BECAUSE: The reason for someone to believe your ONLY claim.

Some marketers try to organise the elements in brand positioning by using diagrams, like pyramid, onion, key, spiral,  temple, or whatever. This is “brand as shape” approach, and it is not without harsh criticisms (the best one is from Martin Weigel, here). Usually within any of the shapes, there is one box that acts as the summary of everything. Most marketers call this brand essence. So yes, brand essence is another way to summarise brand positioning, and thus a part of Response.

Brand equity is related closely with Response. Plainly speaking, a brand has a high or strong equity if there are a lot of people (consumers) who associate it with many positive attributes or feelings. A brand with strong equity is likely to be more resistant against price increase, or be more successful if extended into different kind of product.

Many marketers and agency folks (well, the daft ones) still think that brand essence or brand positioning is the same with the slogan (tagline) of the brand. This is wrong. The slogan (tagline) belongs to Stimuli.

For example, “Dirt is good” is not the positioning of Rinso the detergent brand. The positioning of Rinso is very likely to revolve around “the powerful stain removal detergent for families with progressive mindset about children’s development”. “Dirt is good” is their tagline.

What else should belong to Stimuli? They are everything that is created or designed to trigger all the impressions about a brand, and can take he form of slogan, logo design (or to use their jargon, “visual identity’), advertising, pack design, retail space design, the way service is delivered, website, social media content, and so on.

Predictably, marketers will love to organise all those elements in Stimuli and give them some sort of theme or “platform”. (somehow they don’t like to use the term container). They expect all those elements of Stimuli sit together in perfect harmony, where nobody contradicts the others. This “theme” thus becomes big and all-encompassing.

For some marketers, this “theme” is called brand communication idea. Some agencies call it creative theme or creative platform.

Going back to the Rinso example, to trigger the positioning of Rinso as the powerful stain removal detergent for progressive family the marketers use “Dirt is good” slogan and the advertising theme of the Hallmark-esque stories behind stains in clothes that children make.

Remember that brand communication idea is huge and all-encompassing. From this platform, advertising campaign is built upon. Each campaign (at least theoretically) will have a theme that’s derived from the big and all-encompassing platform.

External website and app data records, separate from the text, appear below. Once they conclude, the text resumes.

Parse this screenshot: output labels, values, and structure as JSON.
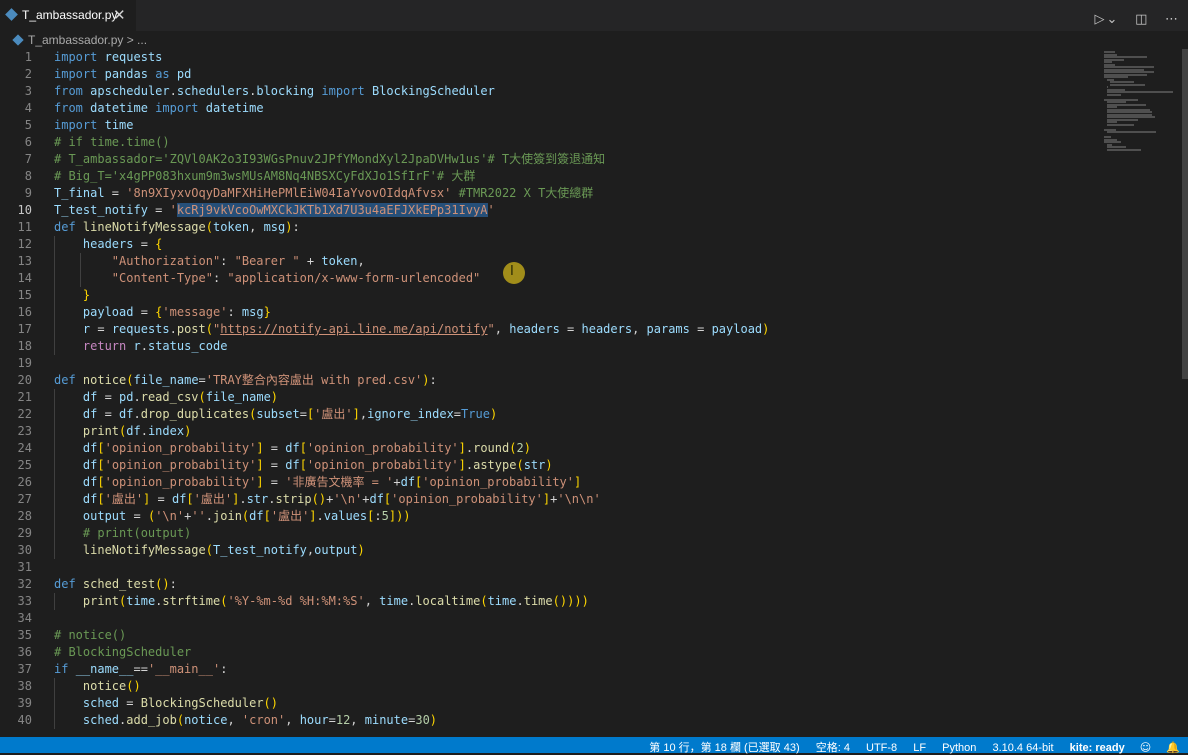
{
  "tab": {
    "filename": "T_ambassador.py",
    "close": "✕"
  },
  "actions": {
    "run": "▷",
    "run_menu": "⌄",
    "split": "◫",
    "more": "⋯"
  },
  "breadcrumb": {
    "text": "T_ambassador.py > ..."
  },
  "cursor": {
    "glyph": "I"
  },
  "editor": {
    "current_line": 10
  },
  "statusbar": {
    "position": "第 10 行，第 18 欄 (已選取 43)",
    "spaces": "空格: 4",
    "encoding": "UTF-8",
    "eol": "LF",
    "language": "Python",
    "interpreter": "3.10.4 64-bit",
    "kite": "kite: ready",
    "feedback_icon": "person-feedback-icon",
    "bell_icon": "bell-icon"
  },
  "code_lines": [
    "import requests",
    "import pandas as pd",
    "from apscheduler.schedulers.blocking import BlockingScheduler",
    "from datetime import datetime",
    "import time",
    "# if time.time()",
    "# T_ambassador='ZQVl0AK2o3I93WGsPnuv2JPfYMondXyl2JpaDVHw1us'# T大使簽到簽退通知",
    "# Big_T='x4gPP083hxum9m3wsMUsAM8Nq4NBSXCyFdXJo1SfIrF'# 大群",
    "T_final = '8n9XIyxvOqyDaMFXHiHePMlEiW04IaYvovOIdqAfvsx' #TMR2022 X T大使總群",
    "T_test_notify = 'kcRj9vkVcoOwMXCkJKTb1Xd7U3u4aEFJXkEPp31IvyA'",
    "def lineNotifyMessage(token, msg):",
    "    headers = {",
    "        \"Authorization\": \"Bearer \" + token,",
    "        \"Content-Type\": \"application/x-www-form-urlencoded\"",
    "    }",
    "    payload = {'message': msg}",
    "    r = requests.post(\"https://notify-api.line.me/api/notify\", headers = headers, params = payload)",
    "    return r.status_code",
    "",
    "def notice(file_name='TRAY整合內容盧出 with pred.csv'):",
    "    df = pd.read_csv(file_name)",
    "    df = df.drop_duplicates(subset=['盧出'],ignore_index=True)",
    "    print(df.index)",
    "    df['opinion_probability'] = df['opinion_probability'].round(2)",
    "    df['opinion_probability'] = df['opinion_probability'].astype(str)",
    "    df['opinion_probability'] = '非廣告文機率 = '+df['opinion_probability']",
    "    df['盧出'] = df['盧出'].str.strip()+'\\n'+df['opinion_probability']+'\\n\\n'",
    "    output = ('\\n'+''.join(df['盧出'].values[:5]))",
    "    # print(output)",
    "    lineNotifyMessage(T_test_notify,output)",
    "",
    "def sched_test():",
    "    print(time.strftime('%Y-%m-%d %H:%M:%S', time.localtime(time.time())))",
    "",
    "# notice()",
    "# BlockingScheduler",
    "if __name__=='__main__':",
    "    notice()",
    "    sched = BlockingScheduler()",
    "    sched.add_job(notice, 'cron', hour=12, minute=30)"
  ]
}
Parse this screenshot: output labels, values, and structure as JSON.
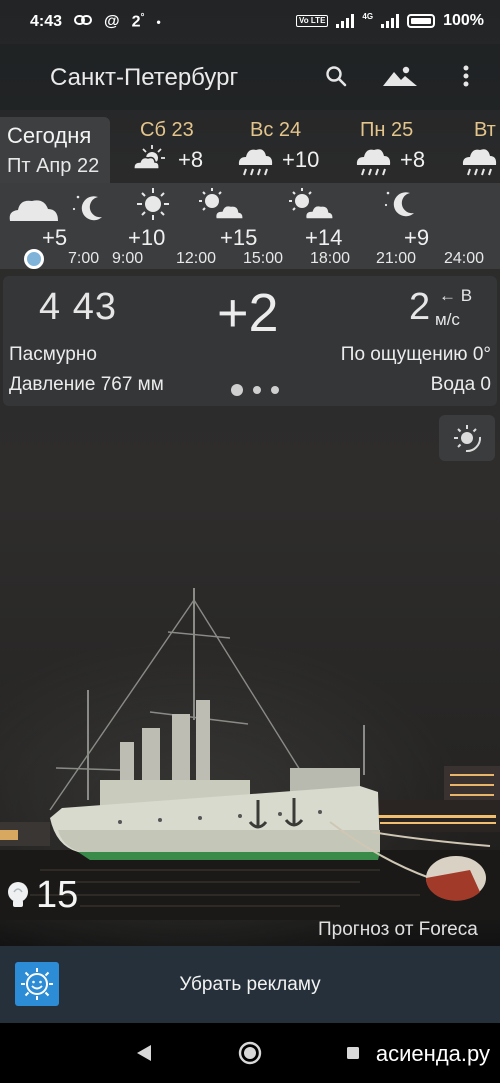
{
  "status": {
    "time": "4:43",
    "temp": "2",
    "degree": "°",
    "dot": "•",
    "volte": "Vo LTE",
    "net": "4G",
    "battery": "100%"
  },
  "app": {
    "city": "Санкт-Петербург"
  },
  "today": {
    "label": "Сегодня",
    "date": "Пт Апр 22"
  },
  "days": [
    {
      "name": "Сб 23",
      "temp": "+8",
      "icon": "cloud-sun-icon"
    },
    {
      "name": "Вс 24",
      "temp": "+10",
      "icon": "cloud-rain-icon"
    },
    {
      "name": "Пн 25",
      "temp": "+8",
      "icon": "cloud-rain-icon"
    },
    {
      "name": "Вт",
      "icon": "cloud-rain-icon"
    }
  ],
  "hourly": [
    {
      "temp": "+5",
      "icon": "cloud-moon-icon"
    },
    {
      "temp": "+10",
      "time": "9:00",
      "icon": "sun-icon"
    },
    {
      "temp": "+15",
      "time": "12:00",
      "icon": "sun-cloud-icon"
    },
    {
      "temp": "+14",
      "time": "15:00",
      "icon": "sun-cloud-icon"
    },
    {
      "temp": "+9",
      "time": "21:00",
      "icon": "moon-icon"
    }
  ],
  "hourly_times": [
    "7:00",
    "18:00",
    "24:00"
  ],
  "current": {
    "time": "4 43",
    "temp": "+2",
    "wind_speed": "2",
    "wind_arrow": "←",
    "wind_dir": "В",
    "wind_unit": "м/с",
    "condition": "Пасмурно",
    "feels_like": "По ощущению 0°",
    "pressure": "Давление 767 мм",
    "water": "Вода 0"
  },
  "uv": {
    "value": "15"
  },
  "credit": "Прогноз от Foreca",
  "ad": {
    "label": "Убрать рекламу"
  },
  "watermark": "асиенда.ру",
  "colors": {
    "day_name": "#e3c48c",
    "ad_bar": "#25303a",
    "ad_icon": "#2c8dd6",
    "now_dot": "#7fb3d8"
  }
}
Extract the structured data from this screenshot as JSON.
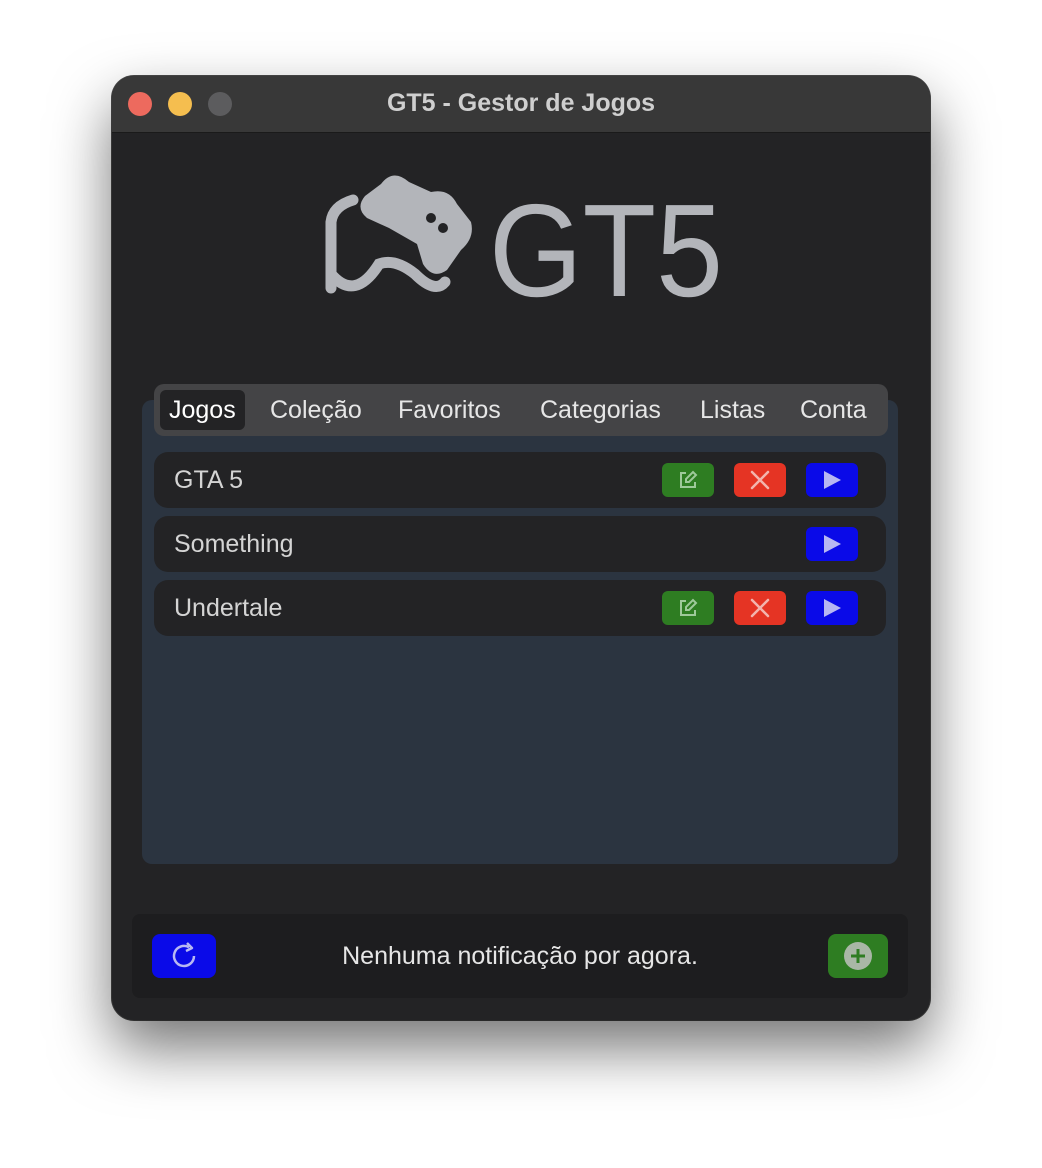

For example, the overarching theme of Dove’s communication idea hovers around the area where women are gently provoked to rethink about how society cruelly shapes what being  beautiful means. In one campaign, the brand satirised the use of massive photo retouching in the fashion and beauty industry. Last year they showed how women tend to grossly underestimate their own appearance.

The last jargon is brand idea. Frankly this is the fuzziest one for me. I don’t know what my clients refer to when they ask me to write down the brand idea of their brands. I’m not clear whether they refer something that’s a part of Response or Stimulus. For some clients, brand idea is the synonym for brand essence. For some others, it is the other term for brand communication idea.

What I normally do when clients use this jargon is ask them to clarify. This means I will make them listen to my spiel on Stimulus-Response. This may irk them, but they pay me to be clear and thoughtful not to tread delicately on their mood.